Assignment » Lines of the listing below that contain the string "Price" are to be returned.

Data extracts »
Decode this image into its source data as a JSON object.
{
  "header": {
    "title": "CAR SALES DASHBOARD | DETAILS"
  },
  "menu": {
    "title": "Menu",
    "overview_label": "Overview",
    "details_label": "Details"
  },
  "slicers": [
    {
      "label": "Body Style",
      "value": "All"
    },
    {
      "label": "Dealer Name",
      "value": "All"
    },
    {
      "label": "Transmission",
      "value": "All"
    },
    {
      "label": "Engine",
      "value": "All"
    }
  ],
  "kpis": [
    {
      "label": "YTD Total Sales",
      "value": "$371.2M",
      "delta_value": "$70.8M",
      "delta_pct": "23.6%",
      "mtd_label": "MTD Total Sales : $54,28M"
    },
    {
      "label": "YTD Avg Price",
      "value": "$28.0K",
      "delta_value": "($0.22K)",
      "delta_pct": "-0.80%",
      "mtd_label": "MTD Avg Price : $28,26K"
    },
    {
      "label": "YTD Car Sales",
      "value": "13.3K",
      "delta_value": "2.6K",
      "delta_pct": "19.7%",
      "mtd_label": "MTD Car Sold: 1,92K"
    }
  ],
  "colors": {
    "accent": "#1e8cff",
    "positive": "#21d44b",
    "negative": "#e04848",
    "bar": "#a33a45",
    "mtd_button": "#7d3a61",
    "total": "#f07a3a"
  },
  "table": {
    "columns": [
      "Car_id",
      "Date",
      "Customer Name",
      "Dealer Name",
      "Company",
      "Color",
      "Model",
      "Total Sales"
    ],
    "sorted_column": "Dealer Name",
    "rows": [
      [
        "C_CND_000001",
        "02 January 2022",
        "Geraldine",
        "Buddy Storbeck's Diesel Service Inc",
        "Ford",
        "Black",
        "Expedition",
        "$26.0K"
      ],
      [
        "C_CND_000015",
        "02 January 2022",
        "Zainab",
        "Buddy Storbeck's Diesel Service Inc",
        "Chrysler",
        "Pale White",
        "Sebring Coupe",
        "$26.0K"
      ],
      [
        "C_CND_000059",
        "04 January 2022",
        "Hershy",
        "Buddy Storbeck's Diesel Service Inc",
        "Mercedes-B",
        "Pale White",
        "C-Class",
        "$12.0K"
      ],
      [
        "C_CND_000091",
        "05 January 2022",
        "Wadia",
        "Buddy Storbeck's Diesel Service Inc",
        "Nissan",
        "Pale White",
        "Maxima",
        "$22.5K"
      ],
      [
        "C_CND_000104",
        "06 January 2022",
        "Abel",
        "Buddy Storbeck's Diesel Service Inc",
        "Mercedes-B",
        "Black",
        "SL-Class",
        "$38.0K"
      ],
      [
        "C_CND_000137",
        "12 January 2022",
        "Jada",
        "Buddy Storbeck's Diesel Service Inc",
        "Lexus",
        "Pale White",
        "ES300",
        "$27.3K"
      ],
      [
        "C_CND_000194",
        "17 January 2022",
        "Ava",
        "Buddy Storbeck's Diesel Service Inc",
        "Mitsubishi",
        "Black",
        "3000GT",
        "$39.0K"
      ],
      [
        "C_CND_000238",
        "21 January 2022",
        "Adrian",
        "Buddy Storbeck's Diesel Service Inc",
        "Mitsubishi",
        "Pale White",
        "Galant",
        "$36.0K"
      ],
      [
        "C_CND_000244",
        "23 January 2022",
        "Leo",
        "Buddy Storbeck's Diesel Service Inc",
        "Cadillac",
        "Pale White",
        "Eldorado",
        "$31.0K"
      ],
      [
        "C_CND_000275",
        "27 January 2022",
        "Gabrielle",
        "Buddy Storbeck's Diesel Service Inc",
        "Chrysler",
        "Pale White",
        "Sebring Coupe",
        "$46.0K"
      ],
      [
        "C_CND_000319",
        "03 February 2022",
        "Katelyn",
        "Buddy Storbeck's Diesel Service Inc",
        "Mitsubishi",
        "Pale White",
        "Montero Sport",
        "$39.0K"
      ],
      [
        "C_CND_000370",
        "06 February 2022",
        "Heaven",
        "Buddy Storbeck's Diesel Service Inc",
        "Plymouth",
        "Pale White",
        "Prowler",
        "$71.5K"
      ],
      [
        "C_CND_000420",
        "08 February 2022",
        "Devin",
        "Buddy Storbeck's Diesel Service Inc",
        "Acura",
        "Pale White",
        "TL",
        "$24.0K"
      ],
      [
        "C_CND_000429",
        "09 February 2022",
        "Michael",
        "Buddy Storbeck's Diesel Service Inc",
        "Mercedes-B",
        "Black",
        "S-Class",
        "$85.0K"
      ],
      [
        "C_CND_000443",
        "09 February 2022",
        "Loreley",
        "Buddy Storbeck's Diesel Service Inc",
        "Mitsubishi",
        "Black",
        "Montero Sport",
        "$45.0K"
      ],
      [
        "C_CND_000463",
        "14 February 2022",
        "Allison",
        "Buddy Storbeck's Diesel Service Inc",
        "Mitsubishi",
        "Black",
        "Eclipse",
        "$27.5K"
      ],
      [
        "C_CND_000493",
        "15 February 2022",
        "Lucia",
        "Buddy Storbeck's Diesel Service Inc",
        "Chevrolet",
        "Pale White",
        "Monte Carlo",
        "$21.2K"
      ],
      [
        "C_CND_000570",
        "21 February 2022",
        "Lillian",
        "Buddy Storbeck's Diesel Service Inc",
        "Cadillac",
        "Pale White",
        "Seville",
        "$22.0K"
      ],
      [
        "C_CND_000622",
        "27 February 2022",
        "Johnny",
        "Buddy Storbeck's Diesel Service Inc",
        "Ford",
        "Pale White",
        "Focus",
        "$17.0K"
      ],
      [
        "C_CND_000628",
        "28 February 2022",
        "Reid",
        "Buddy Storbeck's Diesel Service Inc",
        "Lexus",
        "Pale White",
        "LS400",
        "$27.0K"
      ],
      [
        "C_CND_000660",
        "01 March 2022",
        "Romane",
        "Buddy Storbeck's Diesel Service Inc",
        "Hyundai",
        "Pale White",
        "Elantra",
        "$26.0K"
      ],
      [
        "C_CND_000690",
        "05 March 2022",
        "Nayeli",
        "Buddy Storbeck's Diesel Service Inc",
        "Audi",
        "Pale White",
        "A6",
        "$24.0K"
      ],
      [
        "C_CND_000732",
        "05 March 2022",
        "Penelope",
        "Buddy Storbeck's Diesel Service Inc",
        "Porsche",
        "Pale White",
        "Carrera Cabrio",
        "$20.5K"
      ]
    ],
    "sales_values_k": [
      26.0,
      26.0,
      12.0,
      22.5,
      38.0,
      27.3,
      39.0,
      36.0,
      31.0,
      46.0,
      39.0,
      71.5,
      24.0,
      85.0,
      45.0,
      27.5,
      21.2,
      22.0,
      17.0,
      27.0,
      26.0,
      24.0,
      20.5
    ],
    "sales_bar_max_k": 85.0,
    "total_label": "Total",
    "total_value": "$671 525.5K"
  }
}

Answer to the problem »
      "label": "YTD Avg Price",
      "mtd_label": "MTD Avg Price : $28,26K"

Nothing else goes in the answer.